  • contributes convincingly to the theme(s) of the conference;
  • deals with a research question of relevance for conference participants;
  • rigorous examination/research methods are applied;
  • findings, results and outcomes are convincingly presented and critically examined;
  • conclusions are thoroughly discussed (including aspects like applicability, transferability, and/or further research);
  • literature is reviewed against the state of art.
Receiving the Best Paper Award from Prof. Alan Tait


there could be no other winner. They commended being open and honest about my small study and being critical about the limitations of the study. Methodology, he said, was designed so meticulously that they could not ask for anything more. This coming from Prof. Alan Tait, a very well-respected researcher in Distance Education and the chair of the Jury, meant a lot to me.

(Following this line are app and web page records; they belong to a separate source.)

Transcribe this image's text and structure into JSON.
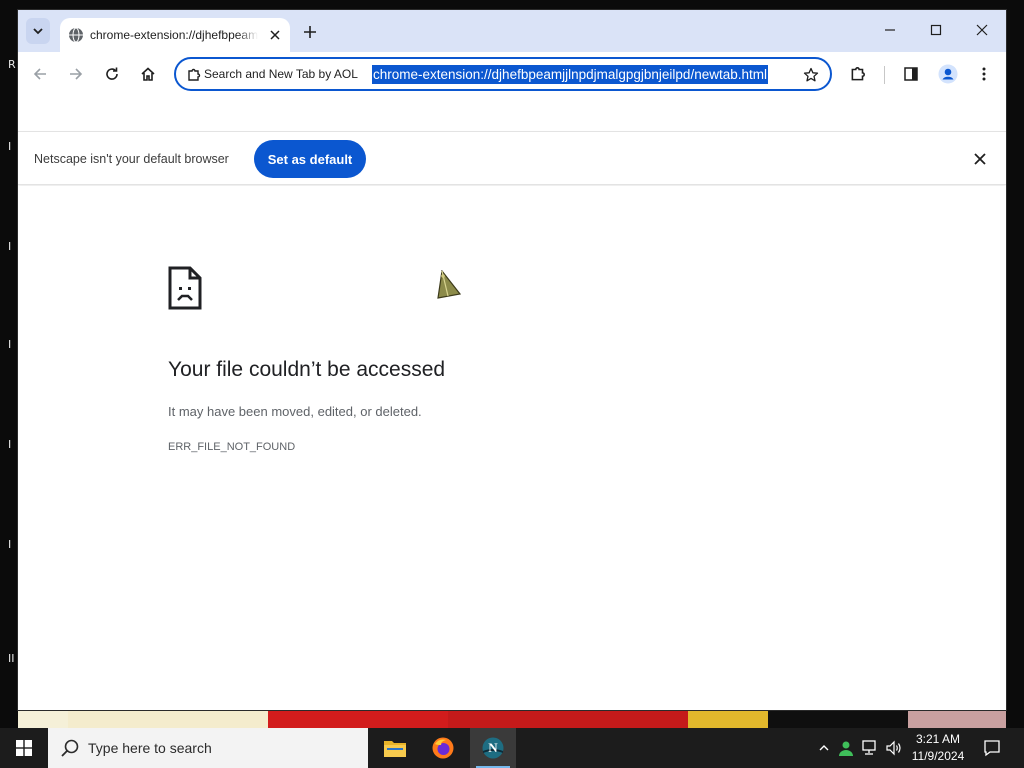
{
  "browser": {
    "tab": {
      "title": "chrome-extension://djhefbpeamjjlnpdjmalgpgjbnjeilpd/newtab.html",
      "favicon": "globe-icon"
    },
    "omnibox": {
      "chip_label": "Search and New Tab by AOL",
      "chip_icon": "puzzle-icon",
      "url": "chrome-extension://djhefbpeamjjlnpdjmalgpgjbnjeilpd/newtab.html"
    },
    "infobar": {
      "message": "Netscape isn't your default browser",
      "button_label": "Set as default"
    }
  },
  "error_page": {
    "title": "Your file couldn’t be accessed",
    "description": "It may have been moved, edited, or deleted.",
    "code": "ERR_FILE_NOT_FOUND"
  },
  "taskbar": {
    "search_placeholder": "Type here to search",
    "clock_time": "3:21 AM",
    "clock_date": "11/9/2024"
  },
  "colors": {
    "accent": "#0b57d0",
    "tabstrip": "#dae3f7",
    "taskbar": "#1c1c1c"
  }
}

As researchers we continuously criticise our work to find better ways of doing things the next time. It doesn’t help many women suffer from Imposter Syndrome and have self-doubts. However, I think now it is time for me to celebrate. But before that I need to thank my amazing PhD supervisors Prof. Andrew Adams (Meiji University, Japan), Professor EmeritaShirley Williams and Prof. Naz Rassool (University of Reading, UK) for guiding me through my PhD to make me the independent researcher I am today.
Online education team celebrating my award
Online Education Team Celebration at UCEM
You can access the full paper and presentation.

Wednesday, 8 May 2019

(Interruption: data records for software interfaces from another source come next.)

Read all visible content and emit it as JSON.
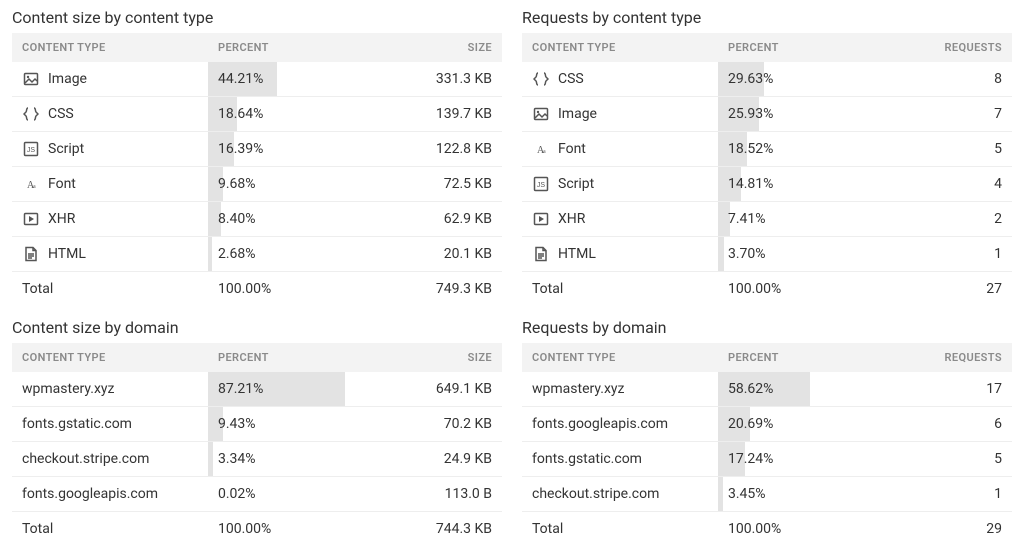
{
  "panels": [
    {
      "title": "Content size by content type",
      "headers": [
        "CONTENT TYPE",
        "PERCENT",
        "SIZE"
      ],
      "rows": [
        {
          "icon": "image-icon",
          "label": "Image",
          "percent": "44.21%",
          "pct_num": 44.21,
          "value": "331.3 KB"
        },
        {
          "icon": "css-icon",
          "label": "CSS",
          "percent": "18.64%",
          "pct_num": 18.64,
          "value": "139.7 KB"
        },
        {
          "icon": "script-icon",
          "label": "Script",
          "percent": "16.39%",
          "pct_num": 16.39,
          "value": "122.8 KB"
        },
        {
          "icon": "font-icon",
          "label": "Font",
          "percent": "9.68%",
          "pct_num": 9.68,
          "value": "72.5 KB"
        },
        {
          "icon": "xhr-icon",
          "label": "XHR",
          "percent": "8.40%",
          "pct_num": 8.4,
          "value": "62.9 KB"
        },
        {
          "icon": "html-icon",
          "label": "HTML",
          "percent": "2.68%",
          "pct_num": 2.68,
          "value": "20.1 KB"
        }
      ],
      "total": {
        "label": "Total",
        "percent": "100.00%",
        "value": "749.3 KB"
      }
    },
    {
      "title": "Requests by content type",
      "headers": [
        "CONTENT TYPE",
        "PERCENT",
        "REQUESTS"
      ],
      "rows": [
        {
          "icon": "css-icon",
          "label": "CSS",
          "percent": "29.63%",
          "pct_num": 29.63,
          "value": "8"
        },
        {
          "icon": "image-icon",
          "label": "Image",
          "percent": "25.93%",
          "pct_num": 25.93,
          "value": "7"
        },
        {
          "icon": "font-icon",
          "label": "Font",
          "percent": "18.52%",
          "pct_num": 18.52,
          "value": "5"
        },
        {
          "icon": "script-icon",
          "label": "Script",
          "percent": "14.81%",
          "pct_num": 14.81,
          "value": "4"
        },
        {
          "icon": "xhr-icon",
          "label": "XHR",
          "percent": "7.41%",
          "pct_num": 7.41,
          "value": "2"
        },
        {
          "icon": "html-icon",
          "label": "HTML",
          "percent": "3.70%",
          "pct_num": 3.7,
          "value": "1"
        }
      ],
      "total": {
        "label": "Total",
        "percent": "100.00%",
        "value": "27"
      }
    },
    {
      "title": "Content size by domain",
      "headers": [
        "CONTENT TYPE",
        "PERCENT",
        "SIZE"
      ],
      "rows": [
        {
          "icon": null,
          "label": "wpmastery.xyz",
          "percent": "87.21%",
          "pct_num": 87.21,
          "value": "649.1 KB"
        },
        {
          "icon": null,
          "label": "fonts.gstatic.com",
          "percent": "9.43%",
          "pct_num": 9.43,
          "value": "70.2 KB"
        },
        {
          "icon": null,
          "label": "checkout.stripe.com",
          "percent": "3.34%",
          "pct_num": 3.34,
          "value": "24.9 KB"
        },
        {
          "icon": null,
          "label": "fonts.googleapis.com",
          "percent": "0.02%",
          "pct_num": 0.02,
          "value": "113.0 B"
        }
      ],
      "total": {
        "label": "Total",
        "percent": "100.00%",
        "value": "744.3 KB"
      }
    },
    {
      "title": "Requests by domain",
      "headers": [
        "CONTENT TYPE",
        "PERCENT",
        "REQUESTS"
      ],
      "rows": [
        {
          "icon": null,
          "label": "wpmastery.xyz",
          "percent": "58.62%",
          "pct_num": 58.62,
          "value": "17"
        },
        {
          "icon": null,
          "label": "fonts.googleapis.com",
          "percent": "20.69%",
          "pct_num": 20.69,
          "value": "6"
        },
        {
          "icon": null,
          "label": "fonts.gstatic.com",
          "percent": "17.24%",
          "pct_num": 17.24,
          "value": "5"
        },
        {
          "icon": null,
          "label": "checkout.stripe.com",
          "percent": "3.45%",
          "pct_num": 3.45,
          "value": "1"
        }
      ],
      "total": {
        "label": "Total",
        "percent": "100.00%",
        "value": "29"
      }
    }
  ],
  "icons": {
    "image-icon": "image",
    "css-icon": "css",
    "script-icon": "script",
    "font-icon": "font",
    "xhr-icon": "xhr",
    "html-icon": "html"
  }
}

Good practice for accessibility

This blog post was first published on UCEM Online Education Blog - 7 May, 2019

I came across Lee Fallin and Sue Watling 's  Designing for diverse learners poster where they have adapted work from Accessibility Poster Series from the Home Office Digital.  I am promoting accessible materials at UCEM and was looking to put up some posters in the Hub area (communal space) to remind my colleagues of accessibility good practice when I found Lee and Sue's poster shared with CC license.

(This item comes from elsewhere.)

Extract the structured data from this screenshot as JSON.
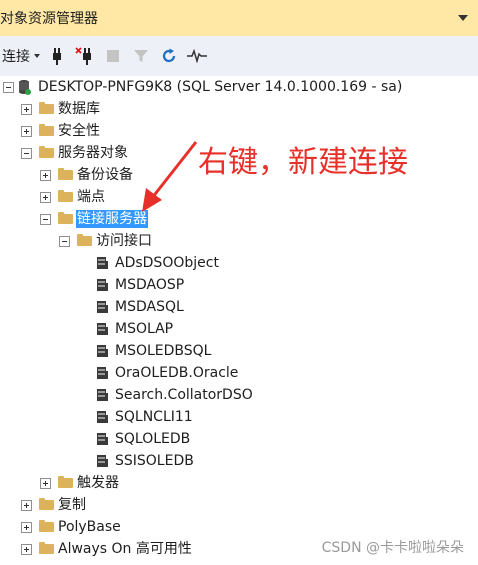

Though I have published some of my work with CC license in open access journals, this is my first re-mix of CC licensed work . I wasn't sure how much of a change was considered a re-mix. So after talking to Lucy, Information Governance Manager at UCEM I am confident in publishing it with share-alike license similar to the work I adapted. Asma, our Graphic Designer at UCEM, helped me by designing it with her graphic design software and saving it as a PDF.
An image of the Accessibility poster
In this version of work, we wanted to say why we needed to do each of these suggested accessibility enhancing steps. For example, we should not use colour as the only means to convey meaning (e.g. red  letters for wrong answers and green letters for correct answers) because colour-blind learners may not be able to  access the content as they may not be able to distinguish the different colours. I think giving reasons why something needs  to be done in a certain way makes it more real as people can make connections.
This poster was designed to be visual as we are hoping to print it and display it at UCEM.  I also created an accessible version of this poster in a text only version which can also be downloaded.
Again I want to thank Lee and Sue for their amazing work. Had they not shared this with CC license we would not have been able to adapt it.
Creative Commons License
Good practice for accessibility version 1.0 by Tharindu Liyanagunawardena and Asma Hussain is licensed under a Creative Commons Attribution-NonCommercial-ShareAlike 4.0 International License. To provide feedback on this poster, download a copy access: https://bit.ly/2COygZv 
This poster is based on Designing for diverse learners by Lee Fallin and Sue Watling at: http://bit.ly/2EsDn1g.